What he witnessed as an RCMP officer led to years of mental anguish
Family and former colleagues said the 51-year-old, who retired last month, had already seen almost two decades of horrific crime scenes when he witnessed the grisly scene on the bus: Tim McLean was stabbed, mutilated and beheaded by Vince Li, who was later found not criminally responsible because of mental illness.
That was “the straw that broke the camel’s back,” his estranged wife, Shari, said.
“This was PTSD — very much so,” Shari Barker said Wednesday. “We feel it was his illness that took his life. He struggled with it for a long time.”
Ken Barker’s sister, Wendy Walder, said: “Maybe this is his path, maybe this is his purpose.”
“His death was not in vain if this can help some person. For Kenny, that’s success.”
While family members say the beheading was the most traumatic incident Barker witnessed, the former officer said it wasn’t the only one.
“Ken always said he didn’t want to be known as the Greyhound guy,” Shari said. “He said it first started at his first posting in Nanaimo, (B.C). The Greyhound incident was just one of many… it was multiple, cumulative and he was just a sensitive fellow. I think he was predisposed because of his nature.”
Shari said it was also tough on him because unlike other RCMP members who could speak to a partner or fellow officers, Barker had only his dog.
“Ken would go home with a dog. How do you get over it when you’re just with a dog?”
Barker, who had two adult children, had been on medical leave since October.
Shari said his illness didn’t just force him to retire — it also cost him his marriage. “Today (Wednesday) would have been our 26th anniversary,” she said, her voice cracking. “Ken and I separated three years ago. PTSD did it. It cost him on many levels.”
The two women said Barker did get psychiatric help while with the RCMP and during his short retirement, but they both said the force has to do more to address the stigma attached to its members battling mental illness.
“There’s a lot of people who don’t buy into it,” Barker said. “There’s just ignorance and people not believing it is real and not a real illness like cancer.”

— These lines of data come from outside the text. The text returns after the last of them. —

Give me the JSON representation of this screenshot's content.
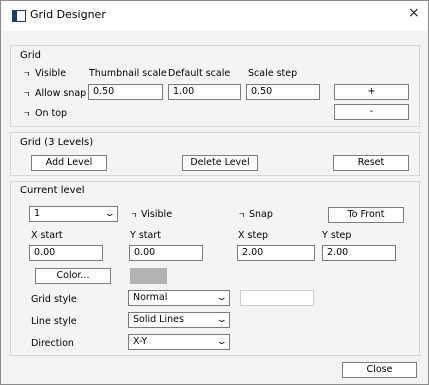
{
  "window": {
    "title": "Grid Designer",
    "close_symbol": "×"
  },
  "grid": {
    "title": "Grid",
    "visible_label": "Visible",
    "allow_snap_label": "Allow snap",
    "on_top_label": "On top",
    "thumbnail_scale_label": "Thumbnail scale",
    "default_scale_label": "Default scale",
    "scale_step_label": "Scale step",
    "thumbnail_scale_value": "0.50",
    "default_scale_value": "1.00",
    "scale_step_value": "0.50",
    "plus_label": "+",
    "minus_label": "-"
  },
  "levels": {
    "title": "Grid (3 Levels)",
    "add_label": "Add Level",
    "delete_label": "Delete Level",
    "reset_label": "Reset"
  },
  "current": {
    "title": "Current level",
    "level_value": "1",
    "visible_label": "Visible",
    "snap_label": "Snap",
    "to_front_label": "To Front",
    "x_start_label": "X start",
    "y_start_label": "Y start",
    "x_step_label": "X step",
    "y_step_label": "Y step",
    "x_start_value": "0.00",
    "y_start_value": "0.00",
    "x_step_value": "2.00",
    "y_step_value": "2.00",
    "color_label": "Color...",
    "grid_style_label": "Grid style",
    "grid_style_value": "Normal",
    "line_style_label": "Line style",
    "line_style_value": "Solid Lines",
    "direction_label": "Direction",
    "direction_value": "X-Y",
    "swatch_color": "#b3b3b3"
  },
  "footer": {
    "close_label": "Close"
  },
  "icons": {
    "checkbox_glyph": "ㄱ",
    "dropdown": "chevron-down-icon"
  }
}
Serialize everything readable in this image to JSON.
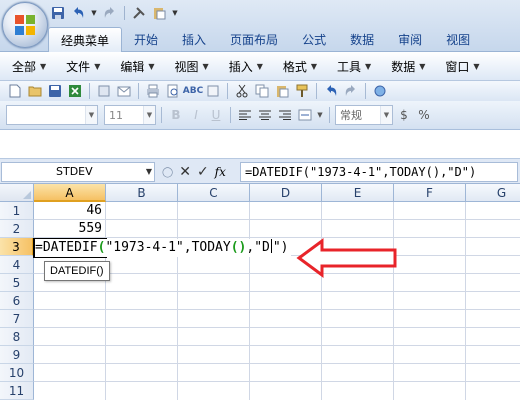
{
  "app": {
    "accent": "#15428b",
    "arrow_color": "#e8242a"
  },
  "tabs": [
    {
      "label": "经典菜单",
      "active": true
    },
    {
      "label": "开始"
    },
    {
      "label": "插入"
    },
    {
      "label": "页面布局"
    },
    {
      "label": "公式"
    },
    {
      "label": "数据"
    },
    {
      "label": "审阅"
    },
    {
      "label": "视图"
    }
  ],
  "menubar": {
    "items": [
      {
        "label": "全部"
      },
      {
        "label": "文件"
      },
      {
        "label": "编辑"
      },
      {
        "label": "视图"
      },
      {
        "label": "插入"
      },
      {
        "label": "格式"
      },
      {
        "label": "工具"
      },
      {
        "label": "数据"
      },
      {
        "label": "窗口"
      }
    ]
  },
  "toolbar": {
    "font_size": "11",
    "number_format": "常规",
    "percent": "%"
  },
  "formula_bar": {
    "name_box": "STDEV",
    "fx": "fx",
    "formula": "=DATEDIF(\"1973-4-1\",TODAY(),\"D\")"
  },
  "columns": [
    "A",
    "B",
    "C",
    "D",
    "E",
    "F",
    "G"
  ],
  "rows": [
    "1",
    "2",
    "3",
    "4",
    "5",
    "6",
    "7",
    "8",
    "9",
    "10",
    "11"
  ],
  "cells": {
    "A1": "46",
    "A2": "559"
  },
  "editing": {
    "formula_prefix": "=DATEDIF",
    "open_paren": "(",
    "arg1": "\"1973-4-1\"",
    "comma1": ",",
    "arg2": "TODAY",
    "today_parens": "()",
    "comma2": ",",
    "arg3_open": "\"D",
    "arg3_close": "\"",
    "close_paren": ")",
    "tooltip": "DATEDIF()"
  },
  "icons": [
    "office-logo",
    "save-icon",
    "undo-icon",
    "redo-icon",
    "format-painter-icon",
    "paste-icon",
    "cut-icon",
    "copy-icon",
    "bold-icon",
    "align-left-icon",
    "align-center-icon",
    "align-right-icon",
    "merge-icon",
    "cancel-x-icon",
    "enter-check-icon",
    "red-arrow-icon"
  ]
}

Walder said her brother “was a kind, sensitive, tender heart.”
“This maybe wasn’t the career path for him. He cared too much for people. He worried about their safety and happiness.
“He led with his feet, his passion and helping anyone he could, but he couldn’t turn it off.”
Walder said her brother’s treatment was coming along — and while he was still a dog handler, he was stationed at the airport and bus depots instead of responding to slayings — but last fall things began changing.
“It was a very rapid decline in the last six months… he sent text messages like ‘I think I’m too broken to ever be fixed’ and he would also say ‘I wish I had cancer because then people would understand.’ ”
The two women rescued Barker from a suicide attempt in May, but no one got to him in time this past weekend.
“He would say the front door will be open and don’t go into the basement. Shari went there and the front door was open and she called for him and he didn’t respond. She knew not to go to the basement. She called the paramedics.”
RCMP Assist. Commissioner Gilles Moreau, in a phone interview from Ottawa, said the force offers its condolences to Barker’s family.
“When one of our own leaves us like this, we are all touched by this,” Moreau said.
“I’ve considered suicide in the past… If we can teach the entire organization to intervene, at least we might be able to get people the help they need early.”
Moreau said the force already offers help to its members and a five-year mental-health strategy, announced in May, will provide more.
Its objectives include improving employee understanding in the intervention of psychological problems, reducing the presence and effects of psychological risks and measuring the force’s psychological health-and-safety performance annually.
A recent audit found 38 per cent of RCMP members who are on long-term sick leave said mental-health problems are to blame.
“We know in the past, the organization has not been as solid as it should have been,” Moreau said. “Are (the mental-health-strategy plans) perfect and magic? Absolutely not, but they are the best that’s out there.”
Lori Wilson, founder of the Families of the RCMP for PTSD Awareness, said not a week goes by that she doesn’t hear about a current or former RCMP member facing a mental-health crisis.
“They are trained to be in control and control their emotions when in chaos,” said Wilson, whose husband was diagnosed with PTSD. “But what happens after that?
“We try to do our best to get them a fellow member to talk to. We’ve even had them taken to hospital. Let us give them the tools. Let us do six-month checkups. Let us have a list of where they were before and are now. And let us talk to families.
“Unless you include the family, you will not see the signs. It’s the family that sees the changes and if they are educated, they can catch it earlier.”
Steve Walker, a retired Manitoba Mountie who has PTSD and for the final five years of his 31-year career worked on occupational stress as a labour representative, said Barker did get the help he needed.
“He was well taken care of,” Walker said. “We don’t want people to fall into that black abyss where people are not cared for. But in 48 hours, someone suffering from PTSD can spin into a black hole — it can happen that quickly.”
Walker said it’s especially stressful for officers in smaller communities, including aboriginal reserves, because they don’t have paramedics and medical examiners to help them at a crime scene, including putting bodies in body bags.
“These things have a corrosive effect on human beings.”